This study also only tells us the accuracy of certain Omron models. The Omron HJ-150 and HJ-151 use the exact same single axis piezoelectric sensor, and thus will have the same accuracy. The Omron HJ-112, HJ-113, and HJ-720ITC use the same dual-axis piezoelectric sensors, and will have the same accuracy. The HJ-112 is the pedometer I personally use, and my wife has also been using this pedometer. This is the same pedometer that we gave to our clients in the obesity treatment program for which I used to work.
There is the Omron HJ-203 series, but I do not know of any research determining their accuracy.
One difference between this study's results and my own experience with the Omron HJ-112 is in the erroneous detection of non-walking behavior. In this study, the researchers tested to see if 2 minutes of heel tapping, 2 minutes of leg swinging, and a 4-mile drive test would erroneously register steps on the pedometer. They found that it did not. However, I am one of those fidgeters who does rapid heel tapping, and I know from personal experience that the HJ-112 registers my rapid heel taps as steps when I wear it in the same pocket as the leg which is doing the rapid tapping.
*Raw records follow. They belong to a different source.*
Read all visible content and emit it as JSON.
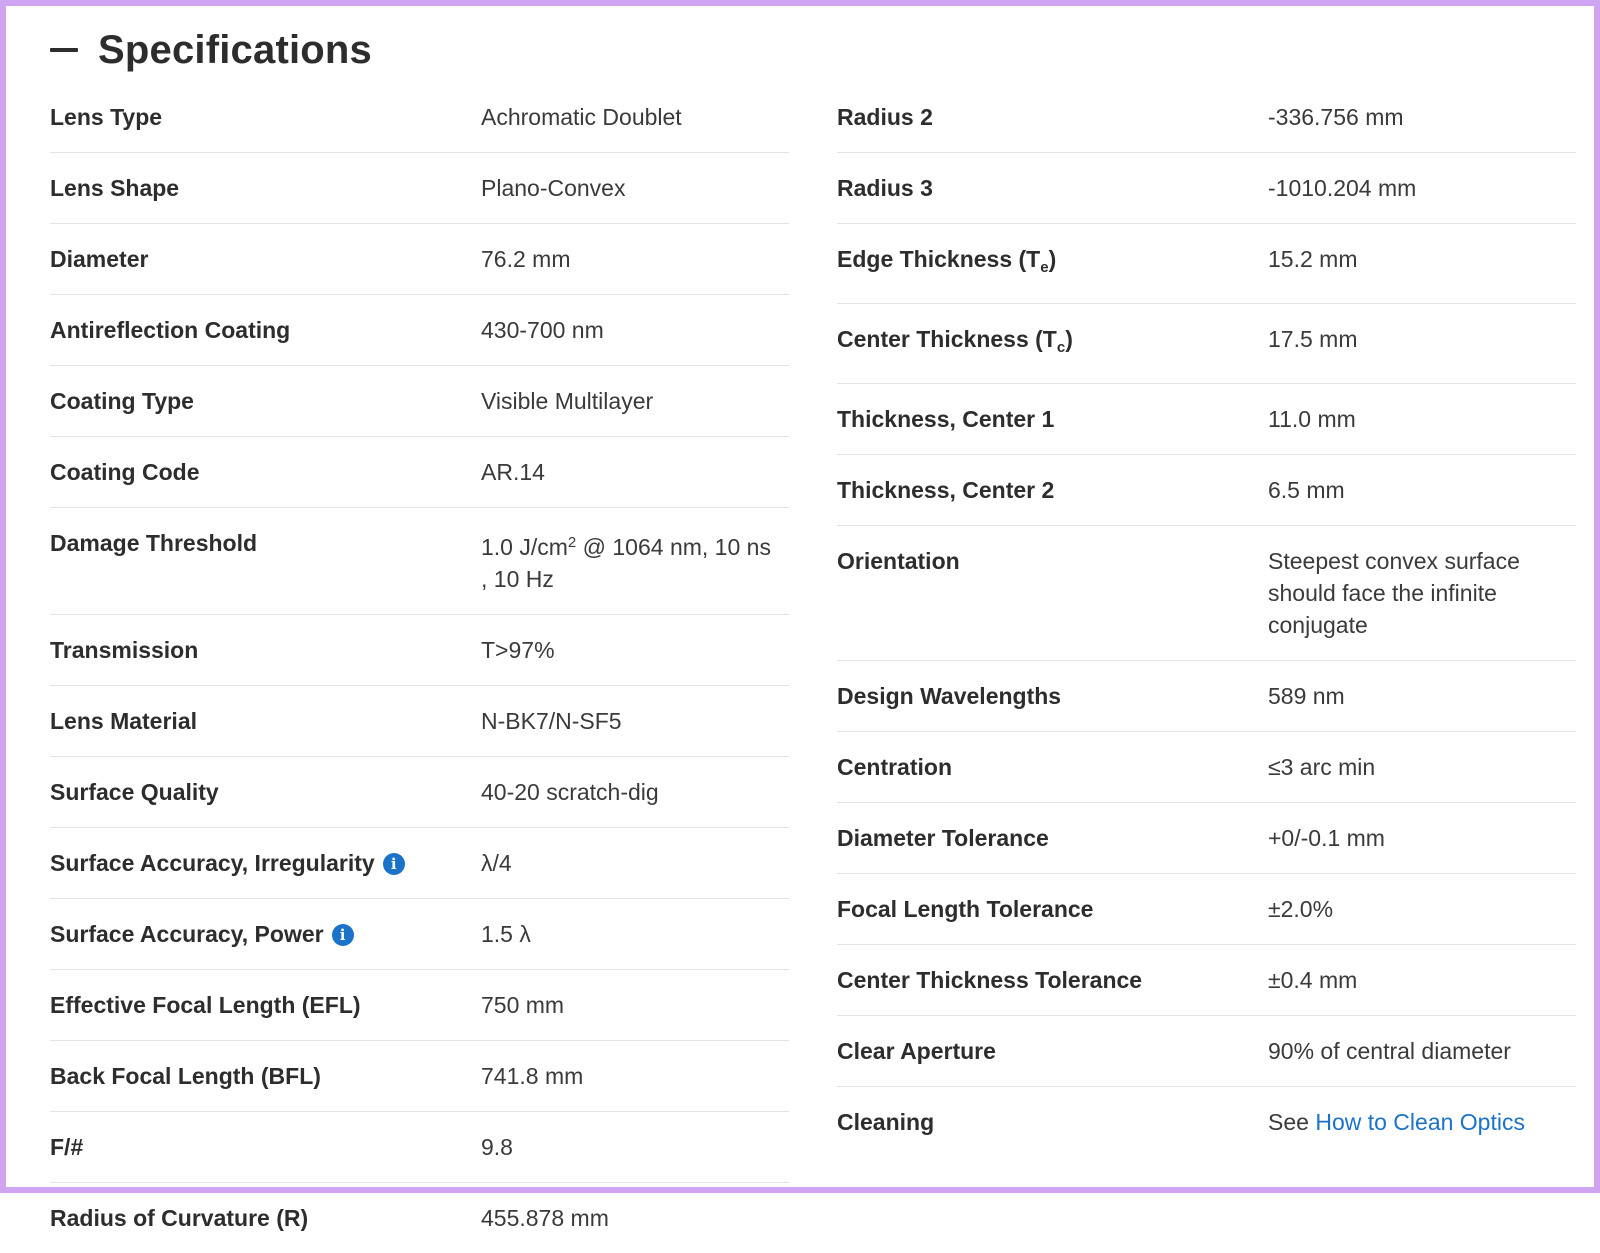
{
  "header": {
    "title": "Specifications"
  },
  "left": [
    {
      "label": "Lens Type",
      "value": "Achromatic Doublet"
    },
    {
      "label": "Lens Shape",
      "value": "Plano-Convex"
    },
    {
      "label": "Diameter",
      "value": "76.2 mm"
    },
    {
      "label": "Antireflection Coating",
      "value": "430-700 nm"
    },
    {
      "label": "Coating Type",
      "value": "Visible Multilayer"
    },
    {
      "label": "Coating Code",
      "value": "AR.14"
    },
    {
      "label": "Damage Threshold",
      "value_pre": "1.0 J/cm",
      "value_sup": "2",
      "value_post": " @ 1064 nm, 10 ns , 10 Hz"
    },
    {
      "label": "Transmission",
      "value": "T>97%"
    },
    {
      "label": "Lens Material",
      "value": "N-BK7/N-SF5"
    },
    {
      "label": "Surface Quality",
      "value": "40-20 scratch-dig"
    },
    {
      "label": "Surface Accuracy, Irregularity",
      "value": "λ/4",
      "info_icon": "i"
    },
    {
      "label": "Surface Accuracy, Power",
      "value": "1.5 λ",
      "info_icon": "i"
    },
    {
      "label": "Effective Focal Length (EFL)",
      "value": "750 mm"
    },
    {
      "label": "Back Focal Length (BFL)",
      "value": "741.8 mm"
    },
    {
      "label": "F/#",
      "value": "9.8"
    },
    {
      "label": "Radius of Curvature (R)",
      "value": "455.878 mm"
    }
  ],
  "right": [
    {
      "label": "Radius 2",
      "value": "-336.756 mm"
    },
    {
      "label": "Radius 3",
      "value": "-1010.204 mm"
    },
    {
      "label_pre": "Edge Thickness (T",
      "label_sub": "e",
      "label_post": ")",
      "value": "15.2 mm"
    },
    {
      "label_pre": "Center Thickness (T",
      "label_sub": "c",
      "label_post": ")",
      "value": "17.5 mm"
    },
    {
      "label": "Thickness, Center 1",
      "value": "11.0 mm"
    },
    {
      "label": "Thickness, Center 2",
      "value": "6.5 mm"
    },
    {
      "label": "Orientation",
      "value": "Steepest convex surface should face the infinite conjugate"
    },
    {
      "label": "Design Wavelengths",
      "value": "589 nm"
    },
    {
      "label": "Centration",
      "value": "≤3 arc min"
    },
    {
      "label": "Diameter Tolerance",
      "value": "+0/-0.1 mm"
    },
    {
      "label": "Focal Length Tolerance",
      "value": "±2.0%"
    },
    {
      "label": "Center Thickness Tolerance",
      "value": "±0.4 mm"
    },
    {
      "label": "Clear Aperture",
      "value": "90% of central diameter"
    },
    {
      "label": "Cleaning",
      "value": "See ",
      "link": "How to Clean Optics"
    }
  ],
  "colors": {
    "accent": "#1a73c8",
    "frame": "#cfa5f2",
    "divider": "#e3e3e3"
  },
  "icons": {
    "collapse": "minus-icon",
    "info": "info-icon"
  }
}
Thus, I have found that I need to remove the pedometer from my pocket when sitting at a desk; otherwise I may end up with more steps than I really have. This is not an issue, though, if I wear the pedometer on my hip.
One of the limitations of using a pedometer to assess physical activity is that it will not capture non-walking activity. However, research does indicate that pedometer step counts correlate reasonably well with other measures of physical activity. Also, given that walking at only 2 miles per hour will increase your energy expenditure by over 150% compared to sitting, a simple pedometer is a great, inexpensive way to help you increase your NEAT and overall daily energy expenditure. It gives you immediate feedback regarding your walking behavior through out the day, and can help encourage you to increase your walking behavior over that time span.